When I first met Pete Kadens, I was a student in Professor Boyd’s “Managing for Sustainability 300” course and he was a guest speaker that had graduated from Bucknell in the year 2000. Reading his credentials in the syllabus, he sounded like an average business suit guy that was going to talk with us about how to be “successful” after graduation with finding the right job and all that jazz. However, all of that dissipated when I saw this guy come in wearing a t-shirt and jeans as he sat down on the desk in front of us. He was extremely relatable, down to Earth, and humble! He went through the MGMT 101 course that we’ve all either went through or heard about and said “It was a stressful awesome horrible time that taught me a lot.” One would’ve never have guessed that Pete was the Co-Founder of SoCore Energy LLC in 2008 and had been its adviser since 2015 and also served as President and Chief Sales Officer. This was a company that he was already (and remorsefully) moving on from the same week he was presenting to us. He founded Acquirent and served as its Chief Executive Officer responsible for overseeing all aspects of Acquirent including recruitment, process engineering, and business development.
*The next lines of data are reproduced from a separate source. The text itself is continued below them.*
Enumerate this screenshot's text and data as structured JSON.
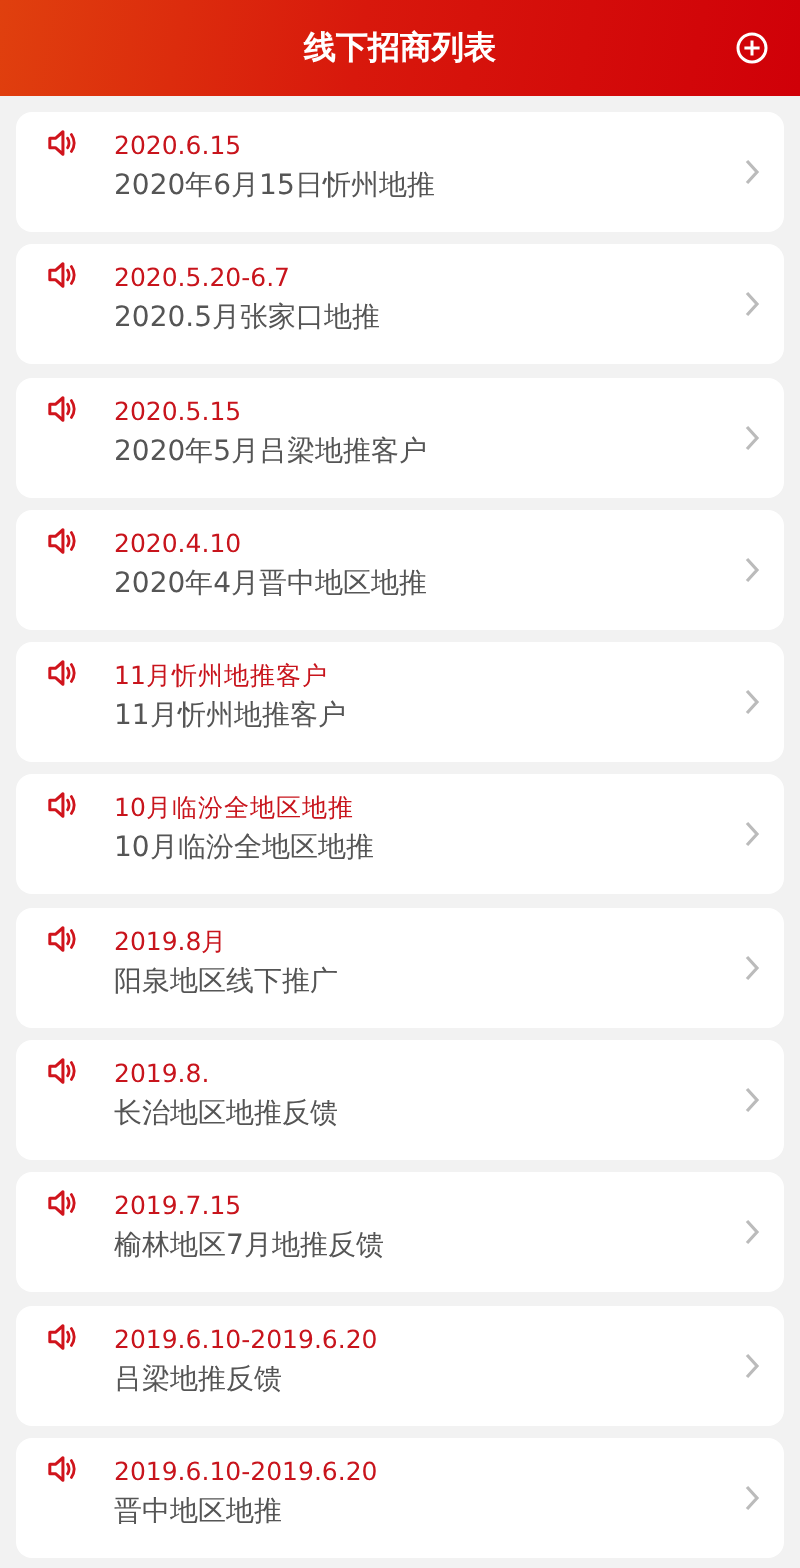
{
  "header": {
    "title": "线下招商列表"
  },
  "items": [
    {
      "date": "2020.6.15",
      "title": "2020年6月15日忻州地推"
    },
    {
      "date": "2020.5.20-6.7",
      "title": "2020.5月张家口地推"
    },
    {
      "date": "2020.5.15",
      "title": "2020年5月吕梁地推客户"
    },
    {
      "date": "2020.4.10",
      "title": "2020年4月晋中地区地推"
    },
    {
      "date": "11月忻州地推客户",
      "title": "11月忻州地推客户"
    },
    {
      "date": "10月临汾全地区地推",
      "title": "10月临汾全地区地推"
    },
    {
      "date": "2019.8月",
      "title": "阳泉地区线下推广"
    },
    {
      "date": "2019.8.",
      "title": "长治地区地推反馈"
    },
    {
      "date": "2019.7.15",
      "title": "榆林地区7月地推反馈"
    },
    {
      "date": "2019.6.10-2019.6.20",
      "title": "吕梁地推反馈"
    },
    {
      "date": "2019.6.10-2019.6.20",
      "title": "晋中地区地推"
    }
  ]
}
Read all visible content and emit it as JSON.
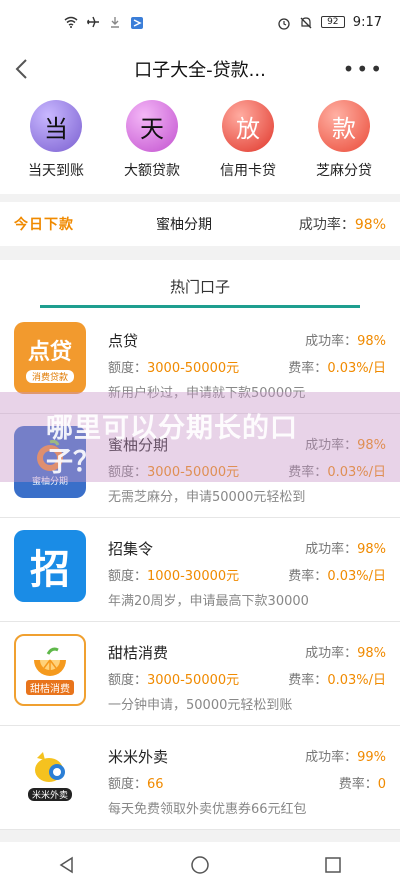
{
  "status_bar": {
    "time": "9:17",
    "battery": "92"
  },
  "header": {
    "title": "口子大全-贷款...",
    "more": "•••"
  },
  "quick_links": [
    {
      "char": "当",
      "label": "当天到账",
      "color": "#8a7bd8"
    },
    {
      "char": "天",
      "label": "大额贷款",
      "color": "#cf68d6"
    },
    {
      "char": "放",
      "label": "信用卡贷",
      "color": "#e84c3d"
    },
    {
      "char": "款",
      "label": "芝麻分贷",
      "color": "#f05b4a"
    }
  ],
  "ticker": {
    "badge": "今日下款",
    "name": "蜜柚分期",
    "rate_label": "成功率：",
    "rate_value": "98%"
  },
  "tab": {
    "label": "热门口子"
  },
  "items": [
    {
      "name": "点贷",
      "logo_text": "点贷",
      "logo_sub": "消费贷款",
      "rate_label": "成功率：",
      "rate_value": "98%",
      "amount_label": "额度：",
      "amount_value": "3000-50000元",
      "fee_label": "费率：",
      "fee_value": "0.03%/日",
      "desc": "新用户秒过，申请就下款50000元"
    },
    {
      "name": "蜜柚分期",
      "logo_text": "蜜柚分期",
      "logo_sub": "",
      "rate_label": "成功率：",
      "rate_value": "98%",
      "amount_label": "额度：",
      "amount_value": "3000-50000元",
      "fee_label": "费率：",
      "fee_value": "0.03%/日",
      "desc": "无需芝麻分，申请50000元轻松到"
    },
    {
      "name": "招集令",
      "logo_text": "招",
      "logo_sub": "",
      "rate_label": "成功率：",
      "rate_value": "98%",
      "amount_label": "额度：",
      "amount_value": "1000-30000元",
      "fee_label": "费率：",
      "fee_value": "0.03%/日",
      "desc": "年满20周岁，申请最高下款30000"
    },
    {
      "name": "甜桔消费",
      "logo_text": "甜桔消费",
      "logo_sub": "",
      "rate_label": "成功率：",
      "rate_value": "98%",
      "amount_label": "额度：",
      "amount_value": "3000-50000元",
      "fee_label": "费率：",
      "fee_value": "0.03%/日",
      "desc": "一分钟申请，50000元轻松到账"
    },
    {
      "name": "米米外卖",
      "logo_text": "米米外卖",
      "logo_sub": "",
      "rate_label": "成功率：",
      "rate_value": "99%",
      "amount_label": "额度：",
      "amount_value": "66",
      "fee_label": "费率：",
      "fee_value": "0",
      "desc": "每天免费领取外卖优惠券66元红包"
    }
  ],
  "overlay": {
    "line1": "哪里可以分期长的口",
    "line2": "子？"
  }
}
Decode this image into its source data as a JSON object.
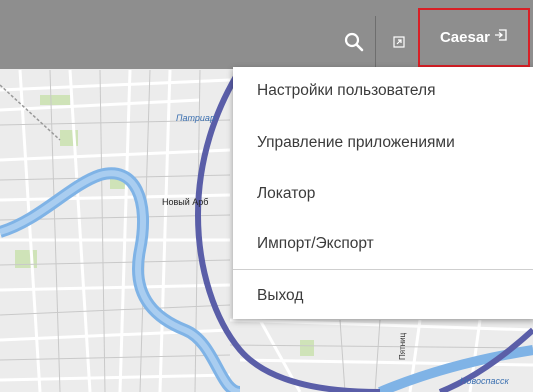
{
  "topbar": {
    "user_name": "Caesar",
    "search_icon": "search-icon",
    "expand_icon": "expand-icon",
    "logout_icon": "logout-icon"
  },
  "menu": {
    "items": [
      {
        "label": "Настройки пользователя"
      },
      {
        "label": "Управление приложениями"
      },
      {
        "label": "Локатор"
      },
      {
        "label": "Импорт/Экспорт"
      },
      {
        "label": "Выход"
      }
    ]
  },
  "map": {
    "labels": {
      "patriar": "Патриар",
      "arbat": "Новый Арб",
      "novosp": "Новоспасск",
      "pyatnits": "Пятниц"
    }
  },
  "colors": {
    "topbar": "#8e8e8e",
    "highlight_border": "#d81f26",
    "river": "#7fb3e6",
    "ring_road": "#5a5ea8"
  }
}
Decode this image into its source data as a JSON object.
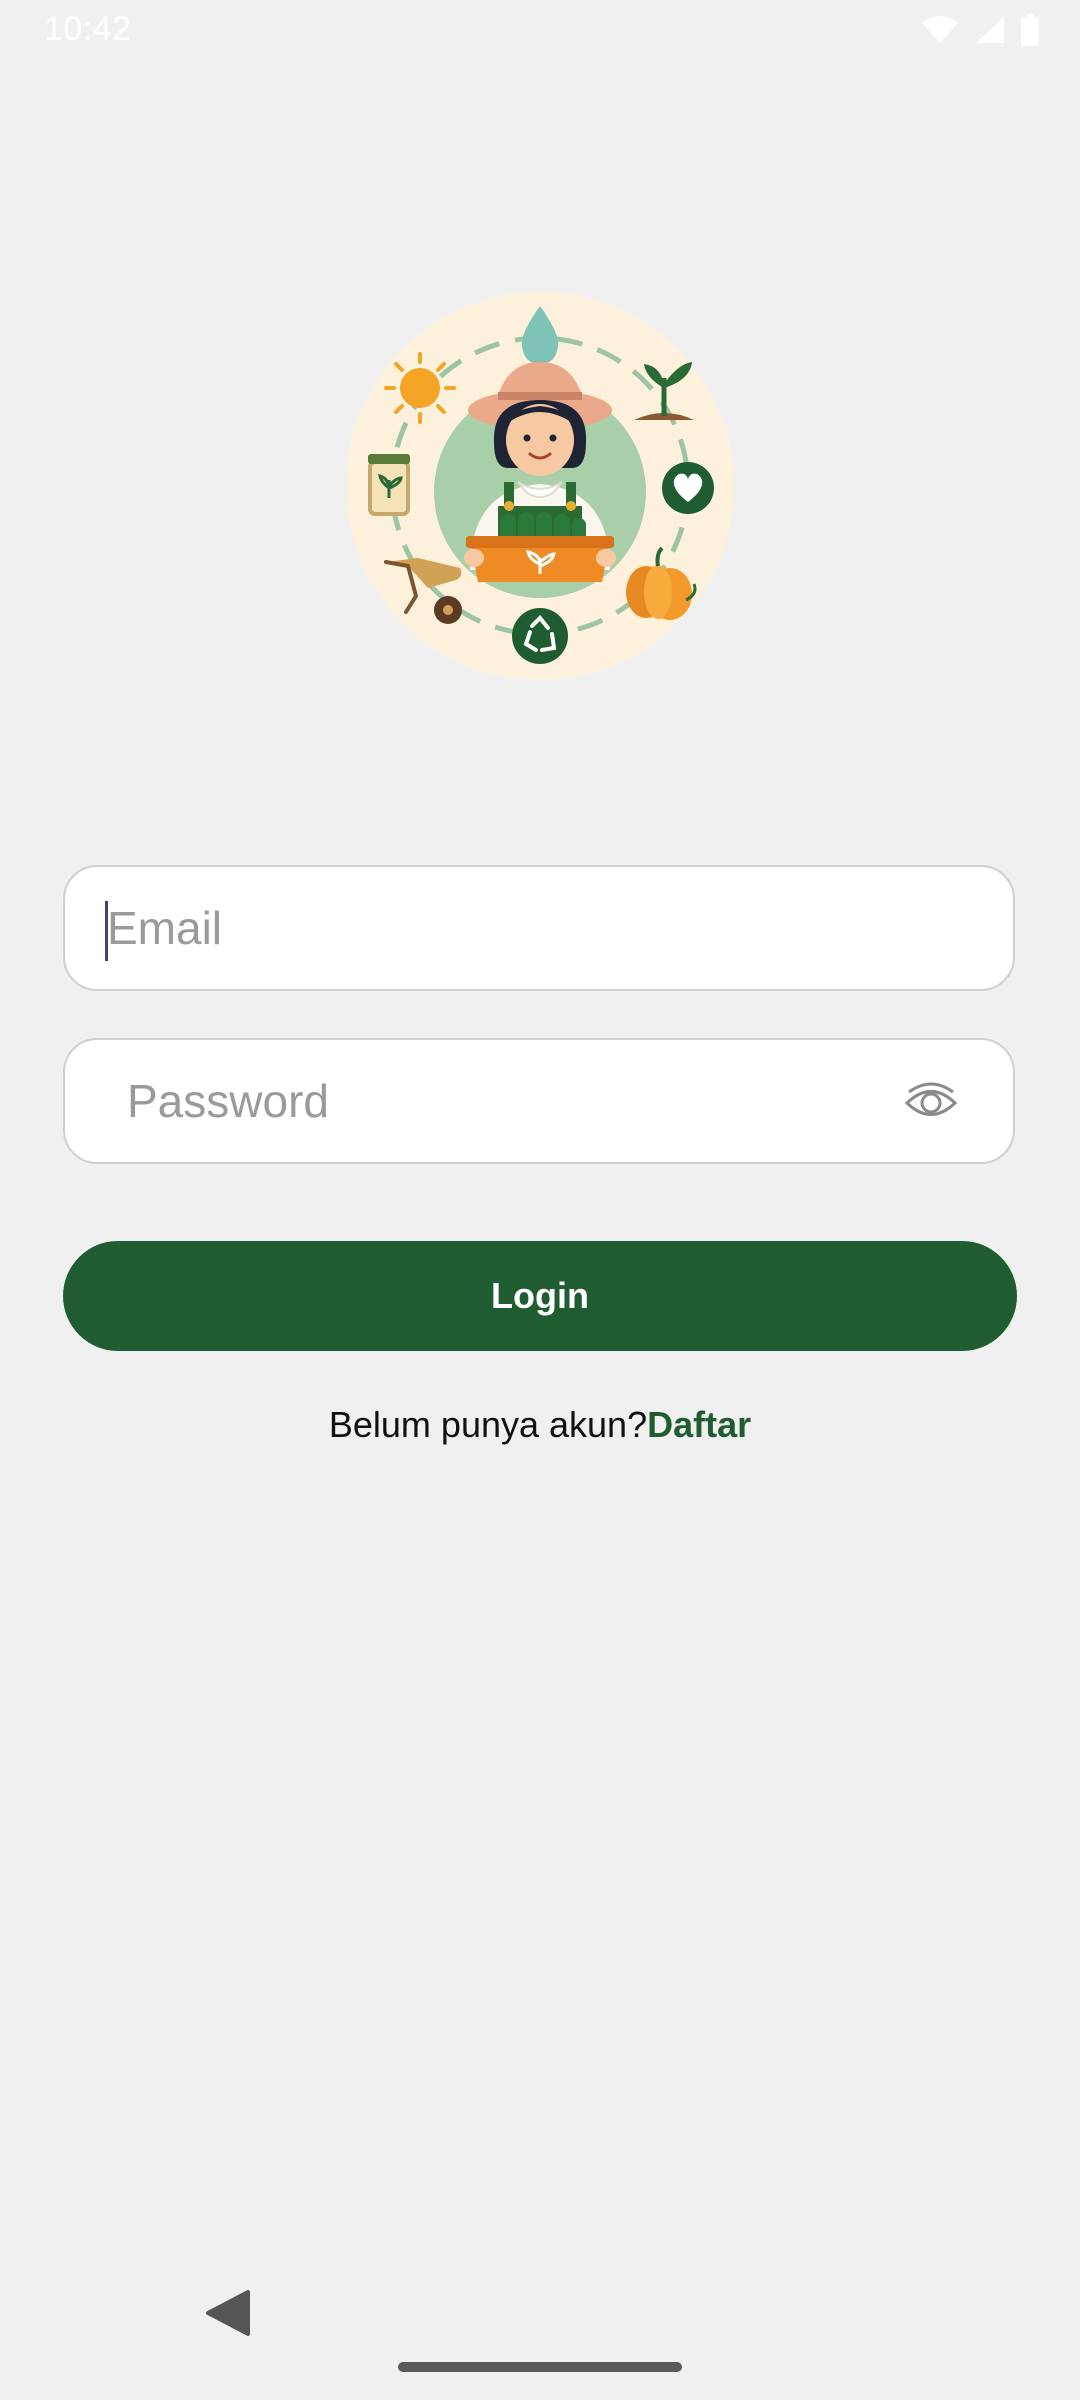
{
  "status_bar": {
    "time": "10:42",
    "icons": [
      "wifi-icon",
      "cell-signal-icon",
      "battery-icon"
    ]
  },
  "logo": {
    "icon": "farmer-illustration"
  },
  "form": {
    "email_placeholder": "Email",
    "password_placeholder": "Password",
    "toggle_icon": "eye-icon",
    "login_label": "Login"
  },
  "register": {
    "prompt": "Belum punya akun?",
    "link": "Daftar"
  },
  "nav": {
    "back_icon": "back-triangle-icon",
    "home_icon": "home-pill"
  },
  "colors": {
    "primary": "#1f5c30",
    "background": "#f0f0f0",
    "placeholder": "#9a9a9a"
  }
}
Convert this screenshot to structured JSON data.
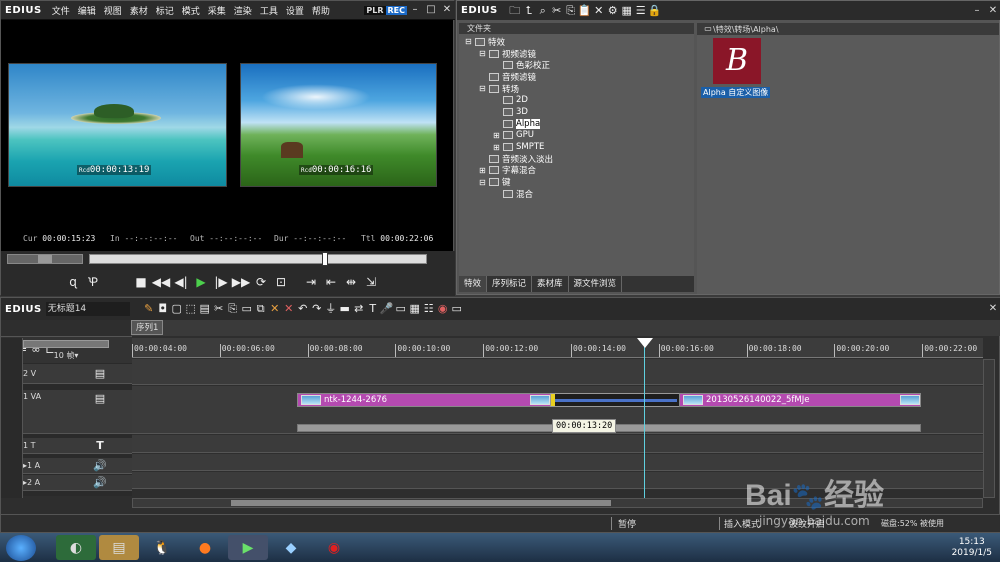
{
  "preview": {
    "logo": "EDIUS",
    "menu": [
      "文件",
      "编辑",
      "视图",
      "素材",
      "标记",
      "模式",
      "采集",
      "渲染",
      "工具",
      "设置",
      "帮助"
    ],
    "plr": "PLR",
    "rec": "REC",
    "left_tc_label": "Rcd",
    "left_tc": "00:00:13:19",
    "right_tc_label": "Rcd",
    "right_tc": "00:00:16:16",
    "cur_label": "Cur",
    "cur": "00:00:15:23",
    "in_label": "In",
    "in": "--:--:--:--",
    "out_label": "Out",
    "out": "--:--:--:--",
    "dur_label": "Dur",
    "dur": "--:--:--:--",
    "ttl_label": "Ttl",
    "ttl": "00:00:22:06"
  },
  "bin": {
    "logo": "EDIUS",
    "folder_header": "文件夹",
    "path": "\\特效\\转场\\Alpha\\",
    "tree": [
      {
        "label": "特效",
        "indent": 0,
        "exp": "⊟"
      },
      {
        "label": "视频滤镜",
        "indent": 1,
        "exp": "⊟"
      },
      {
        "label": "色彩校正",
        "indent": 2,
        "exp": ""
      },
      {
        "label": "音频滤镜",
        "indent": 1,
        "exp": ""
      },
      {
        "label": "转场",
        "indent": 1,
        "exp": "⊟"
      },
      {
        "label": "2D",
        "indent": 2,
        "exp": ""
      },
      {
        "label": "3D",
        "indent": 2,
        "exp": ""
      },
      {
        "label": "Alpha",
        "indent": 2,
        "exp": "",
        "selected": true
      },
      {
        "label": "GPU",
        "indent": 2,
        "exp": "⊞"
      },
      {
        "label": "SMPTE",
        "indent": 2,
        "exp": "⊞"
      },
      {
        "label": "音频淡入淡出",
        "indent": 1,
        "exp": ""
      },
      {
        "label": "字幕混合",
        "indent": 1,
        "exp": "⊞"
      },
      {
        "label": "键",
        "indent": 1,
        "exp": "⊟"
      },
      {
        "label": "混合",
        "indent": 2,
        "exp": ""
      }
    ],
    "effect_letter": "B",
    "effect_label": "Alpha 自定义图像",
    "tabs": [
      "特效",
      "序列标记",
      "素材库",
      "源文件浏览"
    ]
  },
  "timeline": {
    "logo": "EDIUS",
    "project": "无标题14",
    "sequence_tab": "序列1",
    "zoom": "10 帧",
    "ruler": [
      "00:00:04:00",
      "00:00:06:00",
      "00:00:08:00",
      "00:00:10:00",
      "00:00:12:00",
      "00:00:14:00",
      "00:00:16:00",
      "00:00:18:00",
      "00:00:20:00",
      "00:00:22:00"
    ],
    "tracks": {
      "v2": "2 V",
      "va1": "1 VA",
      "t1": "1 T",
      "a1": "1 A",
      "a2": "2 A"
    },
    "clip1": "ntk-1244-2676",
    "clip2": "20130526140022_5fMJe",
    "tooltip": "00:00:13:20",
    "status": {
      "state": "暂停",
      "mode": "插入模式",
      "ripple": "波纹开启",
      "disk": "磁盘:52% 被使用"
    }
  },
  "taskbar": {
    "time": "15:13",
    "date": "2019/1/5"
  },
  "watermark": {
    "brand": "Bai",
    "brand2": "经验",
    "url": "jingyan.baidu.com"
  }
}
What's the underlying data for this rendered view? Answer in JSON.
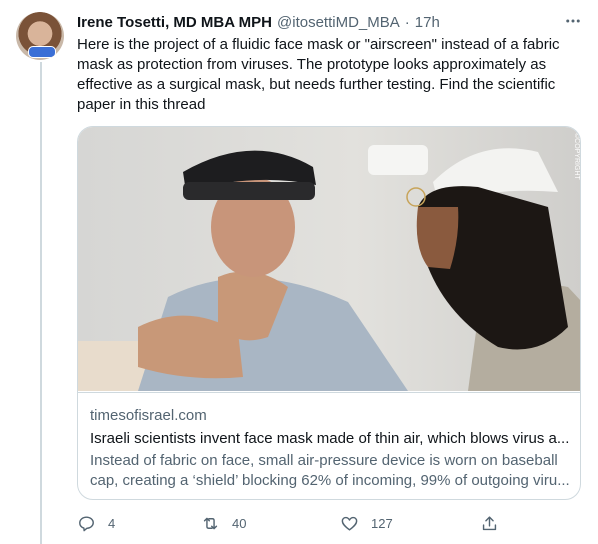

He was also in charge of the development of the client roster that included Staples
What was impactful for me about his business was that he is a leader in the American “Green Movement” and had the foresight to guide his company, SoCore Energy, to be a fast growing, venture backed solar energy firm that was the first company to pioneer the rental of solar equipment to the masses. SoCore’s customers include Walgreens, JC Penney, and Lowes stores. He co-founded the company with well known Bucknell alum, Glen Tullman, who is currently the CEO of Allscripts, the largest Electronic Medical Record company in the United States. Prior to SoCore Pete was the founder and CEO of Acquirent, an outsourced sales company that Pete and his team grew to be ranked the #1 outsourced sales company in the United States.
However, what was impactful for me about him as a human was his humility and servitude beyond being a businessman. So often we hear of the “privileged children” of CEO’s being spoiled with BMW’s or unGodly amounts of money and possessions in mansions that never see the struggles of life. Peter told us how he was taking his daughter through rural Appalachia (my homelands) to show her how blessed she is to live how she does and how it is the responsibility of people in their position to help those in need. He explained how he was personally involved in starting philanthropic initiatives in his city that host holiday quality banquets for homeless people and I could just hear the Kantian sense of duty in his voice like, it wasn’t a thing to be bragged about in what he did, it was just a good and valid thing to do because he could. Fortunately, Pete will be speaking again on campus this week and I hope to be able to reconnect with the man and highly recommend others doing so. He gives me hope that someone who started off at the MGMT 101 class level could go on to do so much while retaining one’s moral compass and using it to guide philanthropic decisions. It’s truly inspiring.